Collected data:
————————

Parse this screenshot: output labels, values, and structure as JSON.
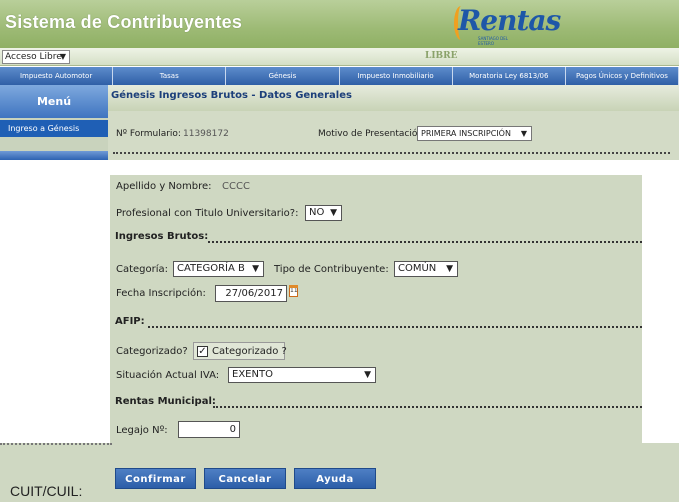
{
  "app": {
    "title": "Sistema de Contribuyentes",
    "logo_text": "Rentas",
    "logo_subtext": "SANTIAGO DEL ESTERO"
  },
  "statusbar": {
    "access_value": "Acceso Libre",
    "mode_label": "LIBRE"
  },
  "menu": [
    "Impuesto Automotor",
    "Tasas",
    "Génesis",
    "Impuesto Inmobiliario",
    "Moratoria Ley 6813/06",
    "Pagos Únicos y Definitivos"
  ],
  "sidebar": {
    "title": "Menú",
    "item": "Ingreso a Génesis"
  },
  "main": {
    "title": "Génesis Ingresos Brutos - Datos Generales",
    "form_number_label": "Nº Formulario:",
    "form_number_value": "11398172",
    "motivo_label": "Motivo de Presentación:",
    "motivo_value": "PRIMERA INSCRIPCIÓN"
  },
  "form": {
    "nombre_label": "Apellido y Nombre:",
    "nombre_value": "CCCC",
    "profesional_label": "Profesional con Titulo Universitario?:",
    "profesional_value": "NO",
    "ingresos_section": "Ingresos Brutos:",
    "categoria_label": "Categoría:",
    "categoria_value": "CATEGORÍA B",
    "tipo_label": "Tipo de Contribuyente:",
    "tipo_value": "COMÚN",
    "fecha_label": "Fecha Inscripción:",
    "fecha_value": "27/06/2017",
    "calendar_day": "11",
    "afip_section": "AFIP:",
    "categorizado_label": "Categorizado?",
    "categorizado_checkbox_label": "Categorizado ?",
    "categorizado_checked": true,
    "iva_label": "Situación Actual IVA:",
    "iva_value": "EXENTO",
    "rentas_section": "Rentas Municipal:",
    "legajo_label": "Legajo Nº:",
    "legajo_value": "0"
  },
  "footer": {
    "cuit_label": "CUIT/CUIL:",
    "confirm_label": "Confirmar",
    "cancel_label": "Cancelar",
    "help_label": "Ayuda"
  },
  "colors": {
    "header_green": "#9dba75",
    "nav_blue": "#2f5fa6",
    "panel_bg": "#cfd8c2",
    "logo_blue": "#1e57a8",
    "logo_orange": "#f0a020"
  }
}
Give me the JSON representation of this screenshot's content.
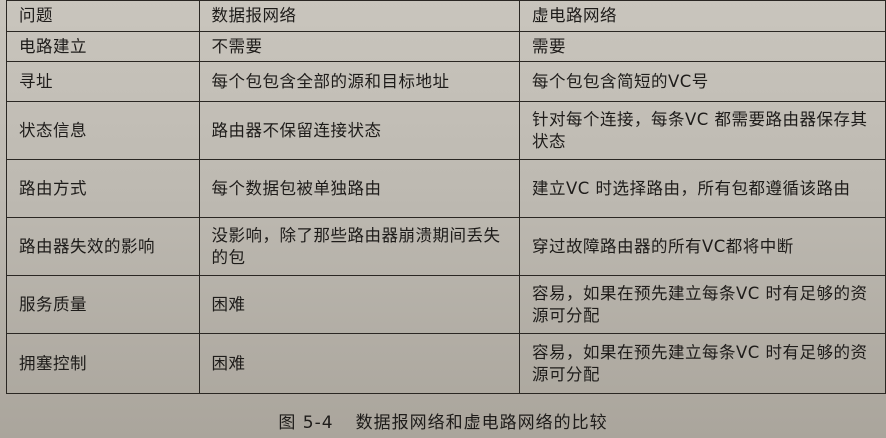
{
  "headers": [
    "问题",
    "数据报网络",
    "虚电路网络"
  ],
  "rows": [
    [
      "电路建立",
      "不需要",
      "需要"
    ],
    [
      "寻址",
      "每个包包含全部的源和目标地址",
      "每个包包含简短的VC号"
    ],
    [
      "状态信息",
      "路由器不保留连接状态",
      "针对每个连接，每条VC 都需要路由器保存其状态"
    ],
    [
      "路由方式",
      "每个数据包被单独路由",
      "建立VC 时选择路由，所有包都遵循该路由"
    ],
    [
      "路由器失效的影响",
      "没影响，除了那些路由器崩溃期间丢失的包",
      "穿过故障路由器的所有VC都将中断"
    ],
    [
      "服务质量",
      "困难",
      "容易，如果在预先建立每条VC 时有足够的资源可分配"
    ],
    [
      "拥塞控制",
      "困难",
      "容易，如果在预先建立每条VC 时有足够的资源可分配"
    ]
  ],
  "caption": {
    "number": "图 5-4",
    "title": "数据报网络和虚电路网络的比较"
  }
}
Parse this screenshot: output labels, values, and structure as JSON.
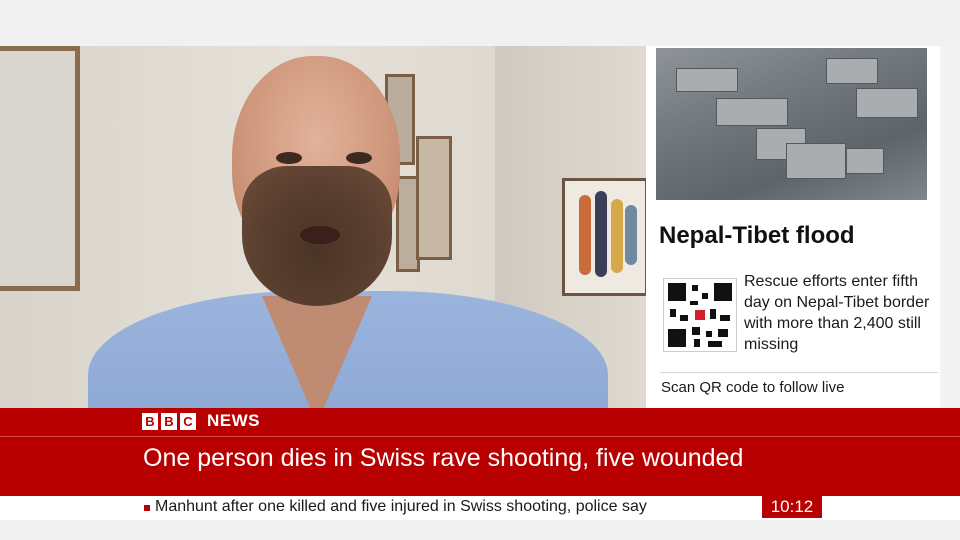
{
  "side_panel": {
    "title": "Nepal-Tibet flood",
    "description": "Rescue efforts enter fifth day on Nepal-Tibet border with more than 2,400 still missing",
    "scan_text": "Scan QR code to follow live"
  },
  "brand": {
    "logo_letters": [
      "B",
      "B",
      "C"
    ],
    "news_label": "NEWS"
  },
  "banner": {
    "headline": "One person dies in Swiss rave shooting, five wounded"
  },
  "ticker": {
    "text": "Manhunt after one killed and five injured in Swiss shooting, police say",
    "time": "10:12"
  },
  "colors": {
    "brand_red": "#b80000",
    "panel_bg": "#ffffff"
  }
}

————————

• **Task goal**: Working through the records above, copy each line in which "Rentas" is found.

• **Task response**:
    "logo_text": "Rentas",
    "rentas_section": "Rentas Municipal:",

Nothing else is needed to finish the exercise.